He flies back and forth between the tables and the teapot. The sweet, Turkish tea goes down the aisle with the guests while they eagerly answer TV 2’s questions. They say that most Turks have noticed that times have become much tighter economically, and that they therefore do not understand why they should spend the country’s limited public funds on refugees and migrants. They believe the EU must step in.

– Europe has really tricked Turkey into the refugee issue, says one of the guests, Recai Memis.

- CHEAT: Recai Memis, on the left, feels cheated.

– CHEAT: Recai Memis, on the left, feels cheated.

As a result of the controversial return agreement from 2016, the EU has given Turkey huge sums in exchange for Turkey trying to prevent the refugees and migrants from fleeing further towards the union. But the café guests mean that it is only Turkey that has kept its part of the agreement.

– Europe has broken its moral and economic promises, Memis states, and points out that Turkey already houses more refugees than any other country.

– Go to the EU

But the objections do not stop there:

– The refugees have a different way of living, and do not want to adapt to our way of life. They do not fit into our society. This creates a tense situation between us and them. That is why confrontations occur from time to time, says Incesoy, while the guests vote in favor.

Ali will now apply for a master’s degree in another country to escape Turkey.

– There are many other Afghans also who want to leave here because of the hate campaigns, he says.

– Turkey already houses millions of refugees and migrants. Do you understand that they have had enough?

– Yes maybe it. But what should the Afghan refugees do then? You can no longer live in your own country.

At the Turkish cafe, they claim to have the answer: Afghans can move on to the EU.

– Everyone must take their share of the burden. Turkey can not carry the load alone, says one of the other guests, Cemal Yerli.

From the sidelines, Incesoy sends a clear message to countries further west in Europe:

– Europe can not do without Turkey.
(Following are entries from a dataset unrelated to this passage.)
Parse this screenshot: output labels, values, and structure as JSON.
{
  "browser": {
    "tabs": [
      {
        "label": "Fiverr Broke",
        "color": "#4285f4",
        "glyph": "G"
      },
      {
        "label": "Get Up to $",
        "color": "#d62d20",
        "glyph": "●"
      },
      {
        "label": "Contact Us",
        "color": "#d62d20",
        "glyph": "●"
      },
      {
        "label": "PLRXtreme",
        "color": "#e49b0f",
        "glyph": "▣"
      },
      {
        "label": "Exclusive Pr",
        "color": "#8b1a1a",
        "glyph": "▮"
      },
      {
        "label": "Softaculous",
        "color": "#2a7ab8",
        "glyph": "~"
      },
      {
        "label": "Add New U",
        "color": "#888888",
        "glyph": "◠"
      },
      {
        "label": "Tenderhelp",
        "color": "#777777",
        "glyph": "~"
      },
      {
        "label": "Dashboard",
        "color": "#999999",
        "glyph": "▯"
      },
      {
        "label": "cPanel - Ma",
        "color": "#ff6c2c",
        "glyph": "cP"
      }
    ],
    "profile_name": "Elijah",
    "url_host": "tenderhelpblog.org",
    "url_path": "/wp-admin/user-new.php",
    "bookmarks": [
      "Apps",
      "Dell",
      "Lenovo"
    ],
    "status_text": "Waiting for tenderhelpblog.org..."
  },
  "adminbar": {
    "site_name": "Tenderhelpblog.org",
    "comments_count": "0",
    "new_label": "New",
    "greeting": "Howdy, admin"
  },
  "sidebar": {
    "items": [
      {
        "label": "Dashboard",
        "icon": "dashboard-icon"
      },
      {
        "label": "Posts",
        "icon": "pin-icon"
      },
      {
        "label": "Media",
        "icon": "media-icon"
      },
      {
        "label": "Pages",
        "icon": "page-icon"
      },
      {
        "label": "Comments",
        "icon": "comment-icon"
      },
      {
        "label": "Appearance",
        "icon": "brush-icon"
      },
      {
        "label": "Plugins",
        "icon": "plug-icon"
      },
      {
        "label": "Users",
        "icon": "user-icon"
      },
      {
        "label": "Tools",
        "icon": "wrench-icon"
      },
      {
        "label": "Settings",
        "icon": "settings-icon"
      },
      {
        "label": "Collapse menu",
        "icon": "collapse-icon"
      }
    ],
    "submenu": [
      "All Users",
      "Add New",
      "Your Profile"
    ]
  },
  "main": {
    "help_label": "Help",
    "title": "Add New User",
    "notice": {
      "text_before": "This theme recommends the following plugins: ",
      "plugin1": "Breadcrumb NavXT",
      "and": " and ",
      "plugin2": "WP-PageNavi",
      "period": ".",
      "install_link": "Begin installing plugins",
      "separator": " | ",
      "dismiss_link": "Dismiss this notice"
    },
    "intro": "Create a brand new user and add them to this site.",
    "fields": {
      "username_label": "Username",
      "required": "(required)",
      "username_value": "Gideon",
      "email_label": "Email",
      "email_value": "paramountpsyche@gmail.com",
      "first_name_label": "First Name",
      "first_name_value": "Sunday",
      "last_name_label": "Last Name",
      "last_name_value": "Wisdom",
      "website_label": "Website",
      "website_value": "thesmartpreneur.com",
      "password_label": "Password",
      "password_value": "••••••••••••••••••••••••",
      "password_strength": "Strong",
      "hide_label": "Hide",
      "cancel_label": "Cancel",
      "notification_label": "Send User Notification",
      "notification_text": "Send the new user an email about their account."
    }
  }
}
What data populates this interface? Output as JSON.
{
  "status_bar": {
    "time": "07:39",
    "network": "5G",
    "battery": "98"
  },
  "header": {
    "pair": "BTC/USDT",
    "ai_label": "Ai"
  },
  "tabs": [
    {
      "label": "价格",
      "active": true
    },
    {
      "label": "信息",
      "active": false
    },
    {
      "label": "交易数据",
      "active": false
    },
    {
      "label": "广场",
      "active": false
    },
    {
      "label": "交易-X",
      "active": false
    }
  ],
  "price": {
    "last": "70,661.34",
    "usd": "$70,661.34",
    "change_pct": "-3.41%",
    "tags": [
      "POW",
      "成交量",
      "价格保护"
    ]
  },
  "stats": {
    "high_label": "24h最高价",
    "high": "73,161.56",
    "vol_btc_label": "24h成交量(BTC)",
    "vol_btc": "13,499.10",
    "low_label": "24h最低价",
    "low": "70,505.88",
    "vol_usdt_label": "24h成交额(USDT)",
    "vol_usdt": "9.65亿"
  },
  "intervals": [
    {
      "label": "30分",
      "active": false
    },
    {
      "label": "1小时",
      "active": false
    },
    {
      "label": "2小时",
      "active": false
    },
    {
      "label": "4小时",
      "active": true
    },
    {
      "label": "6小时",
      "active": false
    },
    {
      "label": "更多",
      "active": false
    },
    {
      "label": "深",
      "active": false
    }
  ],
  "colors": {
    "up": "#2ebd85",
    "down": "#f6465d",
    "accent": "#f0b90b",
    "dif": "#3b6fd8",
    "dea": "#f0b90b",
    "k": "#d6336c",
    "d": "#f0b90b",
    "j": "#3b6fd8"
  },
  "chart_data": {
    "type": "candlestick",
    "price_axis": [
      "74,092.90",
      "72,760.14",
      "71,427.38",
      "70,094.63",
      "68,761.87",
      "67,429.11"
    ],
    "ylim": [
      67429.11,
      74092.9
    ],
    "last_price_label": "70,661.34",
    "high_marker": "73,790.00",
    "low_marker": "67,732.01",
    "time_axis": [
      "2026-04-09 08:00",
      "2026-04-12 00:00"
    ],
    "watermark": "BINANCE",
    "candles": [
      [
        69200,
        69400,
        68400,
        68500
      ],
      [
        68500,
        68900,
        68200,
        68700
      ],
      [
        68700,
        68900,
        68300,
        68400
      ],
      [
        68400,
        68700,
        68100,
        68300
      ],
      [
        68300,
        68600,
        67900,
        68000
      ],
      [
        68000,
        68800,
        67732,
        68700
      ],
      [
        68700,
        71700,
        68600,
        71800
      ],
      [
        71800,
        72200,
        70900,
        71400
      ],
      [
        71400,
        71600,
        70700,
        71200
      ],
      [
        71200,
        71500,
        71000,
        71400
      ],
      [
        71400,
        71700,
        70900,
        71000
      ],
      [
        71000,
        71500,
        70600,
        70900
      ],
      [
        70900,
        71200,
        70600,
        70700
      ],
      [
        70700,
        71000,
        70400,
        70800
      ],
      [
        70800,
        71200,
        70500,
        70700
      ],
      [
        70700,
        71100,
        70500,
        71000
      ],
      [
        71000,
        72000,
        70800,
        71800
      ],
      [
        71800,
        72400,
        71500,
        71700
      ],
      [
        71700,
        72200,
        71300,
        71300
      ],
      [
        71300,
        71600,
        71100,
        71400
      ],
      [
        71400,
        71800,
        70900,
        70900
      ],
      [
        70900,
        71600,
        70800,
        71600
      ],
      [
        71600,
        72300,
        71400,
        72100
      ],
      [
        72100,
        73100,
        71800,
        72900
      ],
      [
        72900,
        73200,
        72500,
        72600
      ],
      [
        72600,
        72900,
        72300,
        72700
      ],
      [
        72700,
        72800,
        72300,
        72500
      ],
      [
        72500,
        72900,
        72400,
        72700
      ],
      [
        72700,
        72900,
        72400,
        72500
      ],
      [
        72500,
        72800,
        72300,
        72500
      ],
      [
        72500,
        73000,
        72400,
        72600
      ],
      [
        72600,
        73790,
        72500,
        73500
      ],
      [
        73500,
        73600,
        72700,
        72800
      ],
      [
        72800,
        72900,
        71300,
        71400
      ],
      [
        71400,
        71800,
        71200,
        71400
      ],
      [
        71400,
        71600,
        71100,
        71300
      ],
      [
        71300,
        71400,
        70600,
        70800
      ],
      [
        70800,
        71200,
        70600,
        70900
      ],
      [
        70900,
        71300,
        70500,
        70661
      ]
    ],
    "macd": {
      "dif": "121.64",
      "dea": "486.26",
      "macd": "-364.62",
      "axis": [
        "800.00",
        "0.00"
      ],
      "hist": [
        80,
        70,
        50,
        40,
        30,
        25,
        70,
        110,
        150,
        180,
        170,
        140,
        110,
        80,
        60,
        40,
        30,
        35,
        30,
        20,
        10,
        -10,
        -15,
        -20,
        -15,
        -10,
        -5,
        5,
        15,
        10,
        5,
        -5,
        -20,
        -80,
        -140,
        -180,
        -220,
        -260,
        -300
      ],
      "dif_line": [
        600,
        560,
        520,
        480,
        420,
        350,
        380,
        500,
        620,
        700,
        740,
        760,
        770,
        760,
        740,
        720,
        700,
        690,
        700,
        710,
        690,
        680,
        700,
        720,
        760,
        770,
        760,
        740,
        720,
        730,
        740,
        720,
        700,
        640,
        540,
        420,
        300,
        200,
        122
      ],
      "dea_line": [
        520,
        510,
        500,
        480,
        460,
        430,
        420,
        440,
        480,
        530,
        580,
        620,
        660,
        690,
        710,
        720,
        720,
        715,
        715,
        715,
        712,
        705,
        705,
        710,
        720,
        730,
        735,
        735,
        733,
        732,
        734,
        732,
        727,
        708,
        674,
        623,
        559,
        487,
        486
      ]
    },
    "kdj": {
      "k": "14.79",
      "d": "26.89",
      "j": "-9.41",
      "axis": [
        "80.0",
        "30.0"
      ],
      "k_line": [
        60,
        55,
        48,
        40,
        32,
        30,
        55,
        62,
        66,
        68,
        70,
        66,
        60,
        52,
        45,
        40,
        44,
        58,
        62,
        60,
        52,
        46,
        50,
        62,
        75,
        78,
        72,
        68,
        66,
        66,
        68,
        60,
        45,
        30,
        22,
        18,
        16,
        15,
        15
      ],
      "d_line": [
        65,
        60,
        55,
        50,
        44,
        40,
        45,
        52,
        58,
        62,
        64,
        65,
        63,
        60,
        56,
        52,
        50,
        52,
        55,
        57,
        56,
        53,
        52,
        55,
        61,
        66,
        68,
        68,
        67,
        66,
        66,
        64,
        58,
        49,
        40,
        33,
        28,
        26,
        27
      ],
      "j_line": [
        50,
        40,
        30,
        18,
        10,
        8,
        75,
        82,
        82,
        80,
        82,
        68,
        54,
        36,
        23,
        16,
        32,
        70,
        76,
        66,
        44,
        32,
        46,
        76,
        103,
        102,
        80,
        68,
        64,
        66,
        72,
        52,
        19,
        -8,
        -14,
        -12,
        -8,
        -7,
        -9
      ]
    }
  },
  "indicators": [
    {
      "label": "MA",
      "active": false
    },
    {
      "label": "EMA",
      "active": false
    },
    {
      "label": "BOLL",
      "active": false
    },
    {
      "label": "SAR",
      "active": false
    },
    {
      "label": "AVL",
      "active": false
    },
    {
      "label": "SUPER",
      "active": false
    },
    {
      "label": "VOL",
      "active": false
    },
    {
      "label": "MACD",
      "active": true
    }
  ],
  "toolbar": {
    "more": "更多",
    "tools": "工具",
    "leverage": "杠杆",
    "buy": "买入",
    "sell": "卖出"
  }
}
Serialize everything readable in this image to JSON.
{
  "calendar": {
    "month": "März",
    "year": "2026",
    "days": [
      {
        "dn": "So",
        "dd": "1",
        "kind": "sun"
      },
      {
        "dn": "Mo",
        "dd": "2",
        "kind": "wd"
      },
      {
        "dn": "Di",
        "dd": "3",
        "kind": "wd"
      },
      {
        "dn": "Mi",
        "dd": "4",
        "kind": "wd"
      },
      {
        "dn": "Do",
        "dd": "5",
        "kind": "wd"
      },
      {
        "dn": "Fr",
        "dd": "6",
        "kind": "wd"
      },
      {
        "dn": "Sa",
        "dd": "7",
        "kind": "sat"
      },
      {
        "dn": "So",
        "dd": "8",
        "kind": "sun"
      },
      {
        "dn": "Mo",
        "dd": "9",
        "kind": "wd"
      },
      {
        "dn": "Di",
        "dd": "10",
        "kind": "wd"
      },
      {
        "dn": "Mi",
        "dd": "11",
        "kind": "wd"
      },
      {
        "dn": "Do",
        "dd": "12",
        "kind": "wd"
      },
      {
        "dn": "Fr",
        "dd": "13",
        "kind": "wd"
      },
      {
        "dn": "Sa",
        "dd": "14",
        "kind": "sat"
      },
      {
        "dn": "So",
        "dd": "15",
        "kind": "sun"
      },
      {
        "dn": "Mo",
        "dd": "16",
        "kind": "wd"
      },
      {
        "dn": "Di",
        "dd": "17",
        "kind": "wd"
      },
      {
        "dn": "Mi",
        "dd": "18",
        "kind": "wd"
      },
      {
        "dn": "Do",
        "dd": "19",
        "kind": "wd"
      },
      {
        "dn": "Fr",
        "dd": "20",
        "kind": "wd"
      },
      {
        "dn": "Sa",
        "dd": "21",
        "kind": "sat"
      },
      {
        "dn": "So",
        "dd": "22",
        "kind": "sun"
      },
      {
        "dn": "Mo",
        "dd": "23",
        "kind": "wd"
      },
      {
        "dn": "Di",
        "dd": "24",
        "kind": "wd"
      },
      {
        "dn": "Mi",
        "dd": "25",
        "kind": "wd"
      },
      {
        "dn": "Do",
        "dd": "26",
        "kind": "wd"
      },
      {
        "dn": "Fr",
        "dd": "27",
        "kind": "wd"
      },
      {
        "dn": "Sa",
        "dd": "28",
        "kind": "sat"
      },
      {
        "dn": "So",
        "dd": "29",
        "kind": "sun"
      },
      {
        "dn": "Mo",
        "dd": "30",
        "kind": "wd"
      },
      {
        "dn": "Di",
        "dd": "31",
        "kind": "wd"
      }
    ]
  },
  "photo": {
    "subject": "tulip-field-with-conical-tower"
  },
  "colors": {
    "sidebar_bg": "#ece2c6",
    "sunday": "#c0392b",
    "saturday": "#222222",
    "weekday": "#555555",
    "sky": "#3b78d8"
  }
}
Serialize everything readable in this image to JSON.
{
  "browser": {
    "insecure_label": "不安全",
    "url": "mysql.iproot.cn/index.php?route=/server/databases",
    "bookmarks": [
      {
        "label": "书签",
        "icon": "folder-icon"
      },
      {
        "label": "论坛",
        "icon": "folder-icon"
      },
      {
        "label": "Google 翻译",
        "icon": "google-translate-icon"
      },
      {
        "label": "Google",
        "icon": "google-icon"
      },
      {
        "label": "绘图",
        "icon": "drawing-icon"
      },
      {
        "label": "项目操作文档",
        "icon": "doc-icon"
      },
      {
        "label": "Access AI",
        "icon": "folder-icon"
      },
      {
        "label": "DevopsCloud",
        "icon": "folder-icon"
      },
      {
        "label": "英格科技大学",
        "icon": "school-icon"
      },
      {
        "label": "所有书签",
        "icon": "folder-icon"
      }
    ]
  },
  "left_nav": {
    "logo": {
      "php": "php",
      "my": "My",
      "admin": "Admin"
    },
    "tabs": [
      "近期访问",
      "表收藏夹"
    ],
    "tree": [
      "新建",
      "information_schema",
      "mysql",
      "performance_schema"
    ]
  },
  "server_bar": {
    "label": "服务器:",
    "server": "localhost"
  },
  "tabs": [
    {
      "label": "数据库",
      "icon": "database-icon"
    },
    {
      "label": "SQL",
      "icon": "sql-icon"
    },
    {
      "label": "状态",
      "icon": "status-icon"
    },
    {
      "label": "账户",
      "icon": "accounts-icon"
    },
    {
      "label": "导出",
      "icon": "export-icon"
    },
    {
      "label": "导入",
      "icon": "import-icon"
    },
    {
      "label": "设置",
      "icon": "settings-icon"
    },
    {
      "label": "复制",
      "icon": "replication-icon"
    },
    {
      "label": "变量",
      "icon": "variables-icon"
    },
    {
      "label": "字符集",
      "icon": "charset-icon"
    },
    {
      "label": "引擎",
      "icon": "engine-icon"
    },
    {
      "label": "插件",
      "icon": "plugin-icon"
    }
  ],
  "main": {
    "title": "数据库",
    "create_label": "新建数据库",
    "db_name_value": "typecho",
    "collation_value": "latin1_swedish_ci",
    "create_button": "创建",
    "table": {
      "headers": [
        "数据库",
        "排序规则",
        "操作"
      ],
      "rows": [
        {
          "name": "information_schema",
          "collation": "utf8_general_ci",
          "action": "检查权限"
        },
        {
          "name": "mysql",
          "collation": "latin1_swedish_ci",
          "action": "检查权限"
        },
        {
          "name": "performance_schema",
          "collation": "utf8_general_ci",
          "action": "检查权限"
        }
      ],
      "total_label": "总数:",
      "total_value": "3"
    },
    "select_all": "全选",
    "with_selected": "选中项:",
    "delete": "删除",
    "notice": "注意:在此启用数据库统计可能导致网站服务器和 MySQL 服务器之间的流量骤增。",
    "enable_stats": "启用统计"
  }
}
If we go down, everyone goes down.

Leave a Reply

Your email address will not be published. Required fields are marked *